Ashes To Ashes: Series Two

WELL, it’s been a while.
Filming for the second series of Ashes To Ashes is approaching the half way mark.
I’ll be on set to talk to the cast later this month.
And, hopefully, also talking to Philip Glenister at the launch of his ITV1 drama Demons the following week.
Phil gave an update on the new series of Ashes when he was interviewed on BBC Radio Five Live this afternoon.
As we know. It’s set a year on in 1982 – the year of the Falklands War.
He told the always excellent Simon Mayo that he hoped it would be screened on BBC1 from next March.
Update: My hunch had been that this may be the last series of Ashes To Ashes.
And that Phil was possibly getting ready to say farewell to Gene Hunt.

But it appears – ratings allowing – we will get a full three series.
Writers Matthew Graham and Ashley Pharoah have always said they need that many to tell the full story
Including the revelation of “the bigger picture”.
Thanks to the ever watchful Wibble for pointing me in the direction of Michael Ball’s Radio Two interview with Phil on Sunday.
Asked how much longer Ashes could go on, Mr G replied: “I think there’s one more series in it.
“I don’t want to push it and for Gene to become a sort of caricature.
“But we’re contracted for another series after this and then, maybe, we’ll call it quits, we’ll call it a day.”
On Five Live he spoke about playing an iconic figure – and the danger of being typecast.
“I don’t think we’ll go any further than ’82…I think that…yeah.”
That prompted Simon to ask: “So is this the last series?”
Phil replied: “We’re contracted to do another series – so, we’ll see.
“But after that, I’m not sure, I think we might have run its course, actually.”
Here are some of the other highlights from the Five Live interview relating to the new series:
*“We’ve got quite a good police corruption storyline which will sort of be the underlying story for the first half of the series, which is quite fun…because there was quite a lot of it going on at the time.”

*As with previous series of Ashes and Mars, the writers put down in the script the choice of music they’d ideally like to be playing in the background. ”We were shooting a piece on Saturday where I have to be in the Audi Quattro.

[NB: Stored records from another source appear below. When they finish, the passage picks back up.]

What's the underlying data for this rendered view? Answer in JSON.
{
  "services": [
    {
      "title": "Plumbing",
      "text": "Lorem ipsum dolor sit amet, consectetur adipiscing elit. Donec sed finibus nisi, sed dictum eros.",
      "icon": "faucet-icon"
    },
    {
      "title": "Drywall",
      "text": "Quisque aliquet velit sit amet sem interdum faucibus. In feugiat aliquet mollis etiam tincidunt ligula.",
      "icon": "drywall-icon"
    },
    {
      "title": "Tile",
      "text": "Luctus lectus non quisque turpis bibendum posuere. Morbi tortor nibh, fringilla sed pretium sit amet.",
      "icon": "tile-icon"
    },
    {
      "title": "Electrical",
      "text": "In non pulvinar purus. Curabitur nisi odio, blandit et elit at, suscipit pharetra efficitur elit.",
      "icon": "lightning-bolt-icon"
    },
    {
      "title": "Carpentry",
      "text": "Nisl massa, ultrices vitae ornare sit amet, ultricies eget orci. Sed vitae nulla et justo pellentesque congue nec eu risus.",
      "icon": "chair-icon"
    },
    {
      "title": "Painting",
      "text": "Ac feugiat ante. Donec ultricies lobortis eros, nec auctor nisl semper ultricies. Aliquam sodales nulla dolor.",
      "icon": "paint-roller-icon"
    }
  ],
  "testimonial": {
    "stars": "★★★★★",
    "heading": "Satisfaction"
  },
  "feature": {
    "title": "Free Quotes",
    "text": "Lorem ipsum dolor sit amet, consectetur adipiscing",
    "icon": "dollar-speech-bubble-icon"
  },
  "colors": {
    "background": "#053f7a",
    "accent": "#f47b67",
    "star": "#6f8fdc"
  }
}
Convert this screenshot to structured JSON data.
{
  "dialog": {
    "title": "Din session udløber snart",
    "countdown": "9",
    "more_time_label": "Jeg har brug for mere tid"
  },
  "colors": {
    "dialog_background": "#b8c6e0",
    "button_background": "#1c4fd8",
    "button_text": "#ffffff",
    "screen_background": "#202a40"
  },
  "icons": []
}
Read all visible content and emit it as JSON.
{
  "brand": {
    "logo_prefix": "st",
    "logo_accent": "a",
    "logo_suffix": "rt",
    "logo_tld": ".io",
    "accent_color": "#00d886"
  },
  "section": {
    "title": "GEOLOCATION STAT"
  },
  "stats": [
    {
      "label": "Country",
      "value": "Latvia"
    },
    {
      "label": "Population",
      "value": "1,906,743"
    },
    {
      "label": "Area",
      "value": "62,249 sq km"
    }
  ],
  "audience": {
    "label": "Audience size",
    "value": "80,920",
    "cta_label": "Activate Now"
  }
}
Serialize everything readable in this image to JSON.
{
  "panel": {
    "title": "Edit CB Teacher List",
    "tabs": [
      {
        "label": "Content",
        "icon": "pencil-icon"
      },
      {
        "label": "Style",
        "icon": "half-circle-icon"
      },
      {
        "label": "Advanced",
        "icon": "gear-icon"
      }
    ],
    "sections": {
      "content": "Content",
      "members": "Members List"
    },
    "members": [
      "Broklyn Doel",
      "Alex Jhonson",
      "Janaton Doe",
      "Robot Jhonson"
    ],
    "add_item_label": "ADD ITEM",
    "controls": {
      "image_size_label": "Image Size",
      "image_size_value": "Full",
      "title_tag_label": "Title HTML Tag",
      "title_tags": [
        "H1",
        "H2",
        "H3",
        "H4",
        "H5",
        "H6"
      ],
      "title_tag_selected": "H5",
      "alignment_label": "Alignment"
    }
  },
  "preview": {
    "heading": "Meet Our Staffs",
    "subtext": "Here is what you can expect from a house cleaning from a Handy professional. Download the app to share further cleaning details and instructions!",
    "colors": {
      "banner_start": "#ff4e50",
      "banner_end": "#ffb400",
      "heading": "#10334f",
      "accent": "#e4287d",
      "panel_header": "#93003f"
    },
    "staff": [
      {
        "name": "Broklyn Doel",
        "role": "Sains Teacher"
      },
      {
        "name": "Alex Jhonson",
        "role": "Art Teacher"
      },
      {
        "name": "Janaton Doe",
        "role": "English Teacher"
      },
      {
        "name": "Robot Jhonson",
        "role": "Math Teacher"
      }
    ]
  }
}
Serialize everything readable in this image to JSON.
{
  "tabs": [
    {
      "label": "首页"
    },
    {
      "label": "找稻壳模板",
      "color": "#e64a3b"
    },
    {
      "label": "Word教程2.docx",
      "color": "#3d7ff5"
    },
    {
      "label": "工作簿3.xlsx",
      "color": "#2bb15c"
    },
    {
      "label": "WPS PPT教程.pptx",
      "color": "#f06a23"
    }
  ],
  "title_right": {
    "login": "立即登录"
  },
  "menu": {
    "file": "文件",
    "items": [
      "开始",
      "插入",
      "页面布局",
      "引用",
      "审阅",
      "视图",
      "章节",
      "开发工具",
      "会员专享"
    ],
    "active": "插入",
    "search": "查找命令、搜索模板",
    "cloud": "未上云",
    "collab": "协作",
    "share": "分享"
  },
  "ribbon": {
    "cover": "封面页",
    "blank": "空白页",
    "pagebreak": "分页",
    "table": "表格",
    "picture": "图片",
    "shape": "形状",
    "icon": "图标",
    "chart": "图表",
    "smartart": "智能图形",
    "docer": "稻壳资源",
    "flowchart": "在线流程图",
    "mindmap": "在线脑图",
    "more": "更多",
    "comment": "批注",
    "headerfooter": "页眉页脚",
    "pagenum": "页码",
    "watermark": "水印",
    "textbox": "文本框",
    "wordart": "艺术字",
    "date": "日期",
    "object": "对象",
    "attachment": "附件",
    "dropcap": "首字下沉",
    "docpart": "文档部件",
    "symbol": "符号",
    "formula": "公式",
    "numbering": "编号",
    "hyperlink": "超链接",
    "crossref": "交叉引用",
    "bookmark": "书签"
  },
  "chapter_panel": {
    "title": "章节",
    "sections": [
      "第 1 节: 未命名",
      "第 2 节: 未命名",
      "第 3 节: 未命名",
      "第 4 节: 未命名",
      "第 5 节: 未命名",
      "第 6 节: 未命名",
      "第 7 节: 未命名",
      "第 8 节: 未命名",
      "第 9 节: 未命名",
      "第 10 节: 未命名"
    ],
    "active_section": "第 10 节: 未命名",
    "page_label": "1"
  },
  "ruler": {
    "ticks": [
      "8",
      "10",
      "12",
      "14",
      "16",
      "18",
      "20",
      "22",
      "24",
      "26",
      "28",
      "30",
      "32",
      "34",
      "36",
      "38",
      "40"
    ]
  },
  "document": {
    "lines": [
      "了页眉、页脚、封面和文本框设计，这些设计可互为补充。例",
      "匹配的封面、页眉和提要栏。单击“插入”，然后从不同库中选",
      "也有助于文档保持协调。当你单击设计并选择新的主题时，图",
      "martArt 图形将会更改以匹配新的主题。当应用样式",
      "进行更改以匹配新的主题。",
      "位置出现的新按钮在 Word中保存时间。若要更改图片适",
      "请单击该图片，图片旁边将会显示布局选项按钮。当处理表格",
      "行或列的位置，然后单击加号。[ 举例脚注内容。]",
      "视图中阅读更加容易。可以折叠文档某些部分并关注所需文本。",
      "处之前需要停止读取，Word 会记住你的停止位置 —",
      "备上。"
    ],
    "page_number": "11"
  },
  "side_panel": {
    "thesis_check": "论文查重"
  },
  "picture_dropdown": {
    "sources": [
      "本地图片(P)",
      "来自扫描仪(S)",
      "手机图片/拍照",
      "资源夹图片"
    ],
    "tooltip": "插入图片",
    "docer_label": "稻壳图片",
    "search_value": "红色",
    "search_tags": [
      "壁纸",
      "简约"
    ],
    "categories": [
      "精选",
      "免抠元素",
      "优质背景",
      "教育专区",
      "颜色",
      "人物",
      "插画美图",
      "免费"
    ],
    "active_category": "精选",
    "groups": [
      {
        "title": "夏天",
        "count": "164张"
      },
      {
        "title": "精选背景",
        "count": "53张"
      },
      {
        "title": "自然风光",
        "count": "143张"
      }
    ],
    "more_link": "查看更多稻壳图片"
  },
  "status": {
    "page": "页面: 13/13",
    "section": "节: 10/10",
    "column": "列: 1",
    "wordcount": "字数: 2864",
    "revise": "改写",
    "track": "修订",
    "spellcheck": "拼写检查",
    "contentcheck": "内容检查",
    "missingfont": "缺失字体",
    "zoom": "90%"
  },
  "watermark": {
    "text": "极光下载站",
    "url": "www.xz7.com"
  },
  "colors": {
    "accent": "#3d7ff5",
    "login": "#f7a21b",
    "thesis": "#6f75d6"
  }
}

And we sort of spin it round and we’re looking for Alex Drake, and the writers had written, ‘The Eye Of The Tiger kicks off again.’ And you think, ‘Yeah.’”
*As already trailed, the second series of Ashes has gone darker. “Doing this series, we learned from the first what worked and what didn’t. We had chats and talks about it. So, hopefully, this series we’re more sure-footed, a bit more confident about where we’re going with this one – and we’ve brought in some new semi-regular characters.”
*”We’d had some criticism for Ashes – some of it justifiable, some of it unjustifiable. It’s a personal opinion but I think we got a bit too comedic in places and there was a danger of caricaturing the situation. That was my biggest concern about it. I think a lot of the unfair criticism was towards Keeley and her performance. And I think they got quite personal. I thought it was pretty much unfounded, really, and unfair. And when it becomes personal like that, I don’t think there’s any place for it, really.”
*He told how Harvey Keitel rang him for advice about playing Gene Hunt in the American version of Life On Mars. “He said, ‘You did a real good job on the English version and how am I going to follow you?’ And I said something really naff and rather luvvy-like…he said, ‘Have you got any notes?’ I said, ‘Just enjoy.’ I’ve seen the first episode and it is shot, virtually, exactly the same as our own version, down to the same camera angles, even the dry ice and the smoke in the background – it sort of defeats the object. You might as well just show ours.”
Ashes To Ashes Blogs
Life On Mars Blogs
Philip Glenister Official Site
Railway Arms Ashes and Mars Fansite